A complete and exact copy of the entries below is the expected result.

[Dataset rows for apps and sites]
• • •

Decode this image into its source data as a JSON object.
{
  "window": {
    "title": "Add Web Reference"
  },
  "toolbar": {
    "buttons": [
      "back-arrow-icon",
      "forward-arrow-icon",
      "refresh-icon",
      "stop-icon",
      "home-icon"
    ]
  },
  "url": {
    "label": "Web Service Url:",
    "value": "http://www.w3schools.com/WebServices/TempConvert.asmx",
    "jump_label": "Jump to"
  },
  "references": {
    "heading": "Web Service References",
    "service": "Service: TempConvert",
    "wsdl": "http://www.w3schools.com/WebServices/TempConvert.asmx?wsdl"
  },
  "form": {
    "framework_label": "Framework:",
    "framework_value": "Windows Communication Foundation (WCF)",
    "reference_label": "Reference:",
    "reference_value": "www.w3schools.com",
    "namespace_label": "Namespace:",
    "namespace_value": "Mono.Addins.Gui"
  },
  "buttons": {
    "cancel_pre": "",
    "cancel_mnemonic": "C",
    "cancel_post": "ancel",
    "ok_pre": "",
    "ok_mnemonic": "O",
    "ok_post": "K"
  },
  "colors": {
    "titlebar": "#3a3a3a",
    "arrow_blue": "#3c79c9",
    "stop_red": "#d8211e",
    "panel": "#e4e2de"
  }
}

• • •

_SOLVED EXERCISE_.
Decode this image into its source data as a JSON object.
{
  "window": {
    "title": "Add Web Reference"
  },
  "toolbar": {
    "buttons": [
      "back-arrow-icon",
      "forward-arrow-icon",
      "refresh-icon",
      "stop-icon",
      "home-icon"
    ]
  },
  "url": {
    "label": "Web Service Url:",
    "value": "http://www.w3schools.com/WebServices/TempConvert.asmx",
    "jump_label": "Jump to"
  },
  "references": {
    "heading": "Web Service References",
    "service": "Service: TempConvert",
    "wsdl": "http://www.w3schools.com/WebServices/TempConvert.asmx?wsdl"
  },
  "form": {
    "framework_label": "Framework:",
    "framework_value": "Windows Communication Foundation (WCF)",
    "reference_label": "Reference:",
    "reference_value": "www.w3schools.com",
    "namespace_label": "Namespace:",
    "namespace_value": "Mono.Addins.Gui"
  },
  "buttons": {
    "cancel_pre": "",
    "cancel_mnemonic": "C",
    "cancel_post": "ancel",
    "ok_pre": "",
    "ok_mnemonic": "O",
    "ok_post": "K"
  },
  "colors": {
    "titlebar": "#3a3a3a",
    "arrow_blue": "#3c79c9",
    "stop_red": "#d8211e",
    "panel": "#e4e2de"
  }
}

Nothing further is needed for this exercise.